Digestive Health

5 simple steps to improve your digestive health

Published Date:

Here's a great trivia fact:  

The total length of the average adult's digestive tract, from mouth to rear-end, is up to 30 feet long.

All that tissue—tongue, esophagus, stomach, small intestines and colon, creates an important passageway through which food travels and gets broken down, absorbed, metabolized and excreted. Without an optimally functioning digestive system, you could be at risk for things like malnutrition with muscle, vitamin and mineral loss. You could also increase the risk of obesity with all its complications, including heart and lung disease. Of course we can’t ignore the other uncomfortable symptoms like gas, bloating, abdominal pain and constipation or diarrhea. These are just few of the problems that could occur if you don’t take care of your gut.

Your digestive system (and the trillions of bacteria living inside it that help break down food) are connected to your brain via the nervous system. In this way, poor digestive health can even negatively impact your mood and various hormones in your brain that affect your hunger and weight balance.

Want better digestive health? Here are five evidence-based tips to give your gut a healthy boost.

1. Ditch the sugar and upgrade your diet.

Junk food is a main culprit in digestive problems. Refined sugar and other highly processed foods can cause too many "bad" bacteria in your gut to thrive and not enough "good" bacteria to survive. 

Perhaps the simplest way to eat for your digestive health is to:

  • Opt for whole, minimally processed foods as much as possible, including fruits and vegetables (plant fiber that is essential for gut health), whole grains, healthy fats and lean meats.
  • Enjoy treats sparingly. This includes processed goods as well as alcoholic beverages.
  • Avoid foods or ingredients to which you are allergic or intolerant.

In addition to improving the content of your diet, be sure to monitor the quantity of your diet. Overeating promotes weight gain and inflammation, both of which can damage your digestive system and many other organs like the heart and vascular system.

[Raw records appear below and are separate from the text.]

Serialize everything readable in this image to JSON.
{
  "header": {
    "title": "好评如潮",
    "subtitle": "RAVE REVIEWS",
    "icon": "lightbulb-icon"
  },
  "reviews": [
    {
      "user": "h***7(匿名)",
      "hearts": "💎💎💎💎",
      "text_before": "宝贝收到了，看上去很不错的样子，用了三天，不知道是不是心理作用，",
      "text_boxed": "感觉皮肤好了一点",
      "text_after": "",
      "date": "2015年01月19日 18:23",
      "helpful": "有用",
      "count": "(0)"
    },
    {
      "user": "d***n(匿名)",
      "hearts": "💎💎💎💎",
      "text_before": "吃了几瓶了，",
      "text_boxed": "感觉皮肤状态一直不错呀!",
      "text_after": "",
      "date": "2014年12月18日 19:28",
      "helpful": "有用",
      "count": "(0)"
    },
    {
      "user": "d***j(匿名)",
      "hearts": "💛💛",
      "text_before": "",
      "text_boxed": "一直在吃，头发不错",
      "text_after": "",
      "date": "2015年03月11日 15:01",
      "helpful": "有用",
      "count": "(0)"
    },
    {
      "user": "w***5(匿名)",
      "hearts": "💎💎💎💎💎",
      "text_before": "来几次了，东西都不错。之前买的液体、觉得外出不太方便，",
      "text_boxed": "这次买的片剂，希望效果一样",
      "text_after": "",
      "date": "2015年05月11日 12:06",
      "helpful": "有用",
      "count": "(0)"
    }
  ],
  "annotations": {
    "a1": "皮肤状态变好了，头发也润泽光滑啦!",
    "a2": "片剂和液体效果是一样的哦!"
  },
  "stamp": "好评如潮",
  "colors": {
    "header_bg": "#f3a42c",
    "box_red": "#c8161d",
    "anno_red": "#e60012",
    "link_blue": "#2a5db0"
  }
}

2. Get enough sleep.

Poor sleep can harm your digestive health, and an unhealthy digestive system can lead to poor sleep. To avoid this vicious cycle, commit to 7 to 9 hours of continuous sleep per night. Going to bed in a cool, dark room helps, as does powering off digital devices and dimming the lights an hour before bedtime.

One bonus tip for your digestive health: Avoid eating within 4-5 hours of bedtime, as this can lead to heartburn and other issues such as bloating (the feeling of heaviness) and shortness of breath that will keep you awake or may even wake you up from sleep. 

3. Manage your stress levels. 

People who are stressed or have mental health conditions like depression have been shown to have altered colonies of bacteria in their guts. We're still learning about why this correlation exists, but one explanation could be that chronic stress elevates inflammation in the body, which can damage tissues, organs and bacteria involved in digestion. 

4. Drink more water. 

Drink water to flush out toxins, keep your bowel movements regular and support healthy gut lining and gut bacteria. The exact amount depends on factors like your age and activity level. The National Academy of Sciences, Engineering and Medicine recommend about 3 liters of water intake per day for men and 2.5 liters of water intake per day for women. 

5. Chat with a professional. 

Sometimes, your best efforts won't get you the results you need. If you are concerned about signs and symptoms of poor digestive health, contact a health care provider. Whether you need a gastroenterologist, a dietitian, or another provider who can help your gut heal from the inside out, we're here to help. Contact SIU Medicine at 800-342-5748 to schedule a consultation with a member of our team today.

More from SIU Blog


Common causes of snoring ─ and what you can do about it

If you snore, you may assume it's really only a problem for your partner and not you. The truth is, snoring and obstructive sleep apnea (OSA) can lead to poor sleep for both yourself and your loved

What is social anxiety disorder?

Most of us know what it's like to sometimes feel a little shy or nervous around other people. But for a few individuals, social situations can be physically distressing. At SIU Medicine, our mental

Childhood cancer

Learning your child has cancer is a life-altering and frightening experience. Thankfully, the survival rate for childhood cancer beyond 5 years has increased by roughly 70 percent over the past four